Nonetheless, how bad could it be that I would say “no thanks” even if (hypothetically) someone offered one of these condo units to me for a purchase price of zero? One word. Exposure. Exposure to risk. I don’t like certain types of risk.
Read more …
Most leases in Texas are written for initial fixed terms, usually 12 months. Renewal periods are also usually written for a fixed number of months. During these fixed terms, the tenant has agreed to remain in the property and pay rent through a certain date, and the landlord is obligated and required to allow the tenant to remain for that period of time. The only exception is a month-to-month lease which can be terminated with a 30 day notice by either party.

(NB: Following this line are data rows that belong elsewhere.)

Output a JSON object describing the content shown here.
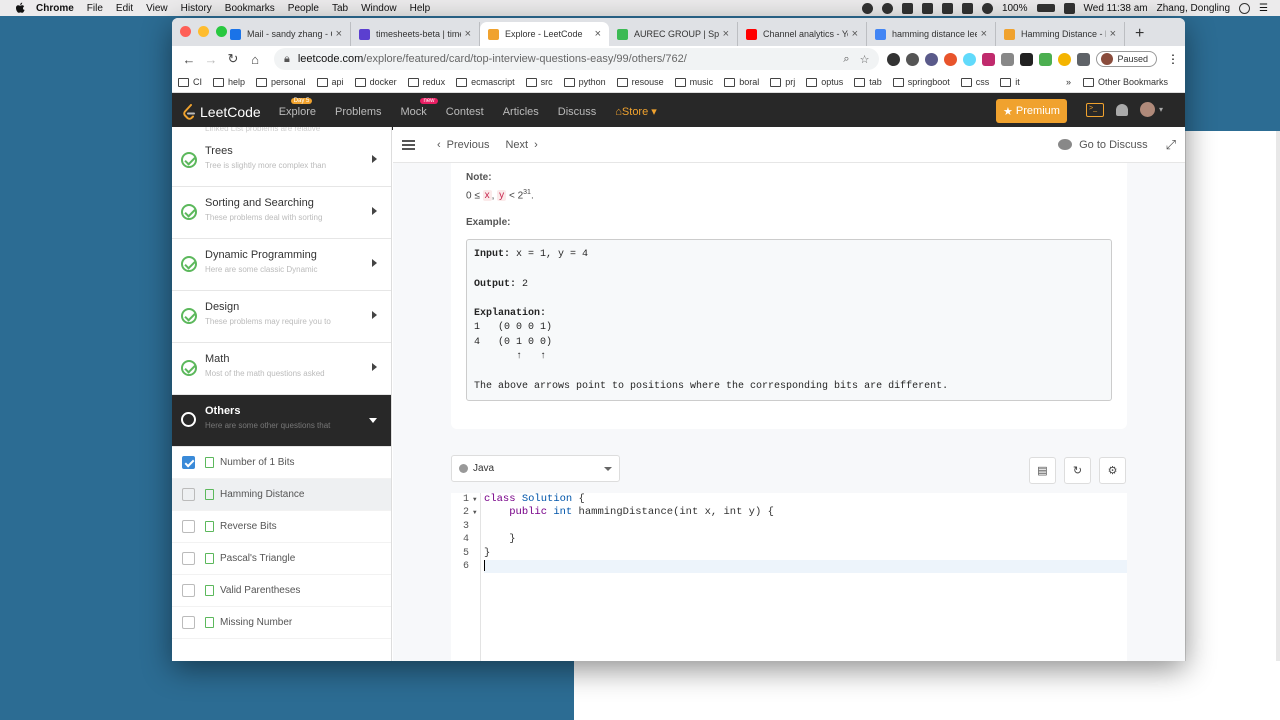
{
  "mac_menu": {
    "items": [
      "Chrome",
      "File",
      "Edit",
      "View",
      "History",
      "Bookmarks",
      "People",
      "Tab",
      "Window",
      "Help"
    ],
    "battery": "100%",
    "clock": "Wed 11:38 am",
    "user": "Zhang, Dongling"
  },
  "browser": {
    "tabs": [
      {
        "title": "Mail - sandy zhang - O",
        "color": "#1a73e8"
      },
      {
        "title": "timesheets-beta | time",
        "color": "#5b3fd0"
      },
      {
        "title": "Explore - LeetCode",
        "color": "#f0a22e"
      },
      {
        "title": "AUREC GROUP | Spec",
        "color": "#3cba54"
      },
      {
        "title": "Channel analytics - Yo",
        "color": "#ff0000"
      },
      {
        "title": "hamming distance leet",
        "color": "#4285f4"
      },
      {
        "title": "Hamming Distance - L",
        "color": "#f0a22e"
      }
    ],
    "active_tab": 2,
    "url_host": "leetcode.com",
    "url_path": "/explore/featured/card/top-interview-questions-easy/99/others/762/",
    "profile_label": "Paused",
    "bookmarks": [
      "CI",
      "help",
      "personal",
      "api",
      "docker",
      "redux",
      "ecmascript",
      "src",
      "python",
      "resouse",
      "music",
      "boral",
      "prj",
      "optus",
      "tab",
      "springboot",
      "css",
      "it"
    ],
    "bookmarks_more": "»",
    "other_bookmarks": "Other Bookmarks"
  },
  "leetcode_nav": {
    "logo": "LeetCode",
    "items": [
      "Explore",
      "Problems",
      "Mock",
      "Contest",
      "Articles",
      "Discuss"
    ],
    "explore_badge": "Day 5",
    "mock_badge": "new",
    "store": "Store",
    "premium": "Premium"
  },
  "sidebar": {
    "cutoff_text": "Linked List problems are relative",
    "cards": [
      {
        "title": "Trees",
        "desc": "Tree is slightly more complex than"
      },
      {
        "title": "Sorting and Searching",
        "desc": "These problems deal with sorting"
      },
      {
        "title": "Dynamic Programming",
        "desc": "Here are some classic Dynamic"
      },
      {
        "title": "Design",
        "desc": "These problems may require you to"
      },
      {
        "title": "Math",
        "desc": "Most of the math questions asked"
      }
    ],
    "active_card": {
      "title": "Others",
      "desc": "Here are some other questions that"
    },
    "questions": [
      {
        "label": "Number of 1 Bits",
        "checked": true
      },
      {
        "label": "Hamming Distance",
        "checked": false
      },
      {
        "label": "Reverse Bits",
        "checked": false
      },
      {
        "label": "Pascal's Triangle",
        "checked": false
      },
      {
        "label": "Valid Parentheses",
        "checked": false
      },
      {
        "label": "Missing Number",
        "checked": false
      }
    ]
  },
  "toolbar": {
    "previous": "Previous",
    "next": "Next",
    "discuss": "Go to Discuss"
  },
  "description": {
    "note_label": "Note:",
    "note_prefix": "0 ≤",
    "var_x": "x",
    "comma": ",",
    "var_y": "y",
    "lt": "< 2",
    "exp": "31",
    "period": ".",
    "example_label": "Example:",
    "input_label": "Input:",
    "input_value": " x = 1, y = 4",
    "output_label": "Output:",
    "output_value": " 2",
    "explanation_label": "Explanation:",
    "exp_line1": "1   (0 0 0 1)",
    "exp_line2": "4   (0 1 0 0)",
    "exp_line3": "       ↑   ↑",
    "exp_line4": "The above arrows point to positions where the corresponding bits are different."
  },
  "editor": {
    "language": "Java",
    "line_numbers": [
      "1",
      "2",
      "3",
      "4",
      "5",
      "6"
    ],
    "code": {
      "l1_kw": "class",
      "l1_name": " Solution",
      "l1_rest": " {",
      "l2_indent": "    ",
      "l2_kw": "public",
      "l2_type": " int",
      "l2_rest": " hammingDistance(int x, int y) {",
      "l3": "",
      "l4": "    }",
      "l5": "}"
    }
  }
}
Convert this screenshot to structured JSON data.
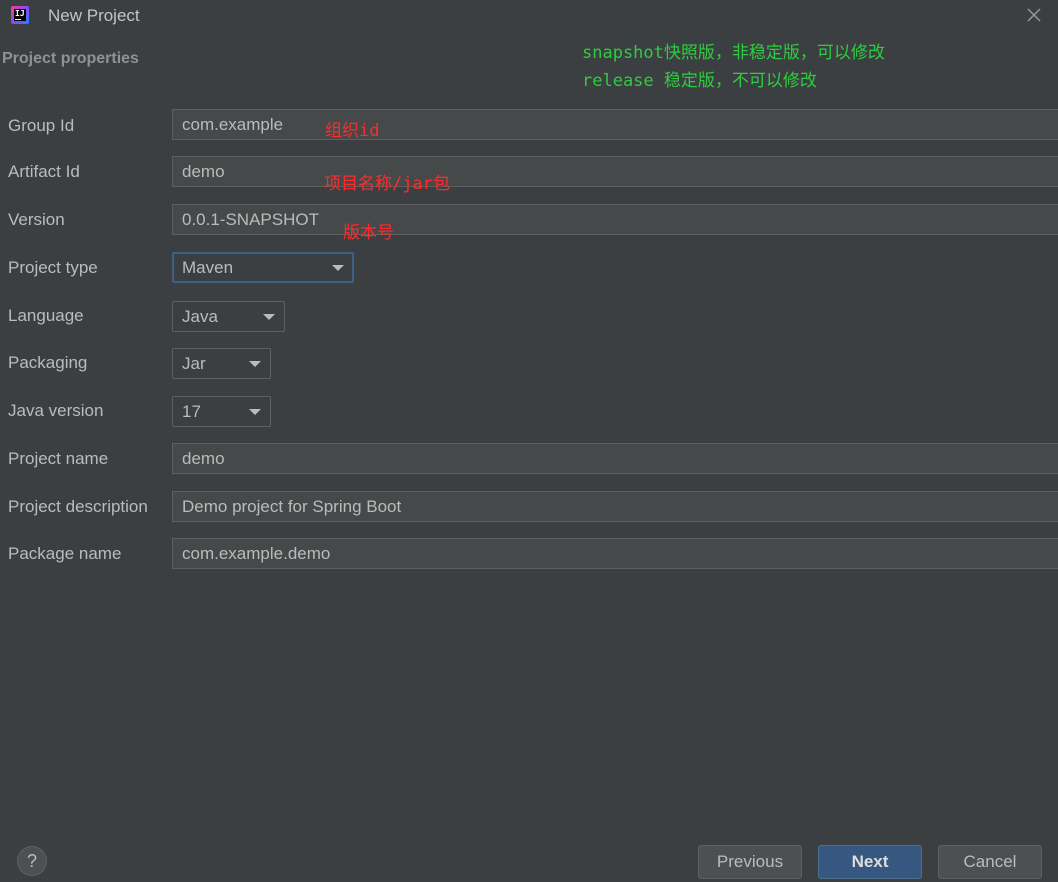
{
  "window": {
    "title": "New Project"
  },
  "section_title": "Project properties",
  "annotations": {
    "snapshot_note": "snapshot快照版，非稳定版，可以修改",
    "release_note": "release 稳定版，不可以修改",
    "group_note": "组织id",
    "artifact_note": "项目名称/jar包",
    "version_note": "版本号",
    "note_color_green": "#2ecc40",
    "note_color_red": "#ff2b2b"
  },
  "form": {
    "group_id": {
      "label": "Group Id",
      "value": "com.example"
    },
    "artifact_id": {
      "label": "Artifact Id",
      "value": "demo"
    },
    "version": {
      "label": "Version",
      "value": "0.0.1-SNAPSHOT"
    },
    "project_type": {
      "label": "Project type",
      "value": "Maven"
    },
    "language": {
      "label": "Language",
      "value": "Java"
    },
    "packaging": {
      "label": "Packaging",
      "value": "Jar"
    },
    "java_version": {
      "label": "Java version",
      "value": "17"
    },
    "project_name": {
      "label": "Project name",
      "value": "demo"
    },
    "project_description": {
      "label": "Project description",
      "value": "Demo project for Spring Boot"
    },
    "package_name": {
      "label": "Package name",
      "value": "com.example.demo"
    }
  },
  "footer": {
    "help_label": "?",
    "previous_label": "Previous",
    "next_label": "Next",
    "cancel_label": "Cancel"
  },
  "icons": {
    "app": "intellij-idea-icon",
    "close": "close-icon",
    "dropdown": "chevron-down-icon",
    "help": "help-icon"
  },
  "colors": {
    "background": "#3c3f41",
    "field_background": "#45494a",
    "primary_button": "#365880",
    "focus_border": "#3d6185"
  }
}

So what happens if it’s October, your lease doesn’t end until the following May 31st, but life circumstances are forcing an early departure from your Austin rental home?
Perhaps you’ve lost your old job and already found a new one, but the new job requires relocation to another city? Sometimes tenants divorce and neither can afford the rent alone, so both have to move. Sometimes tenants are under no financial duress but elect to buy a new home and terminate early, and simply include the early termination costs in the overall financial decision to buy the new home.
There are a number of life circumstances that can cause a tenant to contact us and ask “what happens if I can’t finish my lease term”?
This is called Early Termination and is covered by paragraphs 27 and 28 of the Texas Association of Realtors Residential Lease Agreement.
Paragraph 27 covers Default, whereby a tenant simply moves out and stops paying rent. We call this a “skip” and it results in legal action, damage to the tenant’s credit report, and ultimately the account being placed for collection. In the event the tenant buys a house, our attorney will sue, then after obtaining a judgment, we place a lien on the property. In other words, the worst financial and credit consequences possible are realized, and the price is paid for years to come.
Paragraph 28 provides a graceful exit from the lease. Most tenants want to avoid damaged credit, ruined rental history and collection, a judgment and a lien on their new home, so we more commonly operate under Paragraph 28, which involves locating a replacement tenant to take over the occupancy of the home and allows the tenant to depart on good terms. Below, I’ll outline how this works.
One of the biggest challenges I have as property manager in Austin is convincing tenants that it’s in your best interest, as well as the landlord’s, to have all communication with your landlord or property manager in writing. By “all communication” I mean matters that affect your lease and/or legal rights, such as repair requests, lease changes, disputes, notices, etc. I’m not talking about informal communication about matters not material in nature, or questions seeking clarification of something already in writing.
Landlord-Tenant disputes are the most common action in Justice of the Peace (small claims) Courts in Texas, and probably elsewhere as well. If you were to attend and watch some of these cases at JP Court, you’d quickly notice that, most of the time, neither the landlord or tenant is prepared. Neither the tenant or the landlord has anything documenting their assertions. It’s the classic “he said, she said”. This leaves the Judge having to decide who to believe.
If you ever become a tenant in such a dispute, you want to be able, when it’s your turn, to hand the judge copies of the letters and/or emails you’ve sent to the landlord, in reverse chronological order, along with any responses you’ve received. This written history is called “evidence”. The communication is in black and white and not subject to memory or interpretation. It’s all there in writing to see and read. Otherwise, all you have is a story to tell, and the landlord may have a different story, and the Judge has to try to figure it all out, which isn’t always easy.